One of spirulina’s special traits is its protein content. It’s one of the highest, most digestible sources of “complete” protein. When compared to red meat, the protein content of which is about 27% of its total weight, spirulina’s is 50 to 70%, containing all essential amino acids. It’s also a source of carbohydrates, which make up 15 to 20% of the alga’s weight.
In addition, within spirulina’s deep, dark color lies an impressive array of phytonutrients:
- 18 different amino acids, including all essential ones
- Vitamins A, B and K
- Minerals, including calcium, iron, magnesium, selenium, potassium and zinc
- Sulfolipids and antioxidant enzyme Superoxide dismutase (SOD)
- Gamma-linolenic acid (GLA), an important fatty acid
- Metallothionein compounds, metal-binding proteins
- Antioxidant chlorophyll and carotenoids
- Phycocyanin, a pigment protein complex from the phycobiliprotein family
- Spirulina is one of the highest sources for phytopigments, such as phycocyanin and beta-carotene. Of all the phytopigments found in spirulina, there’s one in particular generating much interest among scientists…
Deep Within Raw Spirulina’s Rich Blue-Green Color Lies Potent Health-Supporting Nutrients
Spirulina is especially recognized among scientists for its notable phycocyanin content, the vibrant phytopigment that gives raw spirulina its natural bluish tint.
Studies show that phycocyanin may have multiple health benefits, such as support for brain and heart health, protection against oxidative stress and promotion of a healthy immune system.
Phycocyanin is found exclusively in spirulina – and it's plentiful, making up about 16% of the plant’s total weight.
Plus, phycocyanin supports stem cell regeneration, especially in bone marrow, the spongy tissue inside some of your bones, and blood cells.
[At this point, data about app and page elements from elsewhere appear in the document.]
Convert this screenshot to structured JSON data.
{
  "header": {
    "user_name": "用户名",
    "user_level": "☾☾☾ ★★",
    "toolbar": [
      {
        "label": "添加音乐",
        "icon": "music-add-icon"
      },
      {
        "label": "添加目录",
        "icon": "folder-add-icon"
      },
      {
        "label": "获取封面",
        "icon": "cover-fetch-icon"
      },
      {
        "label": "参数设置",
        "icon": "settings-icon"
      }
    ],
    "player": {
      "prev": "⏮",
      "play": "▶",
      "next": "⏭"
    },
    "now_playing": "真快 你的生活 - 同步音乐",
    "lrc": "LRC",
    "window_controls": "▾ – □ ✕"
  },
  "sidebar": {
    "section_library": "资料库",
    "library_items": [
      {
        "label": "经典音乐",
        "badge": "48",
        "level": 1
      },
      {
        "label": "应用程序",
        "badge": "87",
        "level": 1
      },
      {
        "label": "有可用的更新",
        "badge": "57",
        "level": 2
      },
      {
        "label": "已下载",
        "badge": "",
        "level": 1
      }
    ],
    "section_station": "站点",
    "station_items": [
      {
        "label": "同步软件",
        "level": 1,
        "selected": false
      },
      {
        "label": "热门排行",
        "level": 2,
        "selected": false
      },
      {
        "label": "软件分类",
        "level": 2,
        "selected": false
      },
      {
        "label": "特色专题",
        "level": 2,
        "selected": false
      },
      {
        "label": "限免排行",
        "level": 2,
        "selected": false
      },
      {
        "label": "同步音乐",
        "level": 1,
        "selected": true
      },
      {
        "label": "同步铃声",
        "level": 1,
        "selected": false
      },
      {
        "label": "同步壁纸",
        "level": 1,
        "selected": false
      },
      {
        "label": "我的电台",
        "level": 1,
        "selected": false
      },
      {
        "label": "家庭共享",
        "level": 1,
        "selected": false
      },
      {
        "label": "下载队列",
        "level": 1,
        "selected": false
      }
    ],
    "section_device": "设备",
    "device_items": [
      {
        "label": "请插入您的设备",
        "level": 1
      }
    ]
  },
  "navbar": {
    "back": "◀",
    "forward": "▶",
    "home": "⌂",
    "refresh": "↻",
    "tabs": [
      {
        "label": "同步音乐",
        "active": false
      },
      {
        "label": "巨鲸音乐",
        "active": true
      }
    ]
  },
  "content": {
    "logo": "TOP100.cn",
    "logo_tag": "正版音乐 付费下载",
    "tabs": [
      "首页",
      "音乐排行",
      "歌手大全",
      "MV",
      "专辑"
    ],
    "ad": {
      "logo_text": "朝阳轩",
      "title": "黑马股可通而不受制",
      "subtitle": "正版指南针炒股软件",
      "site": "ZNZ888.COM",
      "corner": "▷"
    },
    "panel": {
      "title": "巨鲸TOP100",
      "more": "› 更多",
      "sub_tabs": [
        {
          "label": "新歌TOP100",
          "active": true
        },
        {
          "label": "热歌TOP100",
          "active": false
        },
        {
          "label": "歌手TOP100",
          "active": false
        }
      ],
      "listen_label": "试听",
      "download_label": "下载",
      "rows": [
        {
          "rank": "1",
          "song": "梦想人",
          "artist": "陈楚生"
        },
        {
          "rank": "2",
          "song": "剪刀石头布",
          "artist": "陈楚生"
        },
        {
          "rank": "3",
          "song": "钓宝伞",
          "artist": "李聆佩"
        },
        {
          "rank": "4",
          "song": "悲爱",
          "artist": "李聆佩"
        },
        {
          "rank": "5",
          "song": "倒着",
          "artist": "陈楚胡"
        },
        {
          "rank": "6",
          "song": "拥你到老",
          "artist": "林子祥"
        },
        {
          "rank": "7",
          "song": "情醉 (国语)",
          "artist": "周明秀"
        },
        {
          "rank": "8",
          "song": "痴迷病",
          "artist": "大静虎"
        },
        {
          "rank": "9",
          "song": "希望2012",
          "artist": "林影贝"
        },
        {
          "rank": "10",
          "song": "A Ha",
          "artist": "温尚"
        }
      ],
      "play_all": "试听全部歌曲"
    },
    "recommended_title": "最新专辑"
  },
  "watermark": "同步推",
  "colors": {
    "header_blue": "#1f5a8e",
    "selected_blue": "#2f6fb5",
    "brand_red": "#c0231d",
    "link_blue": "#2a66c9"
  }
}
It supports the creation of the red blood cells that oxygenate your body and the white blood cells that make up your cellular immune system.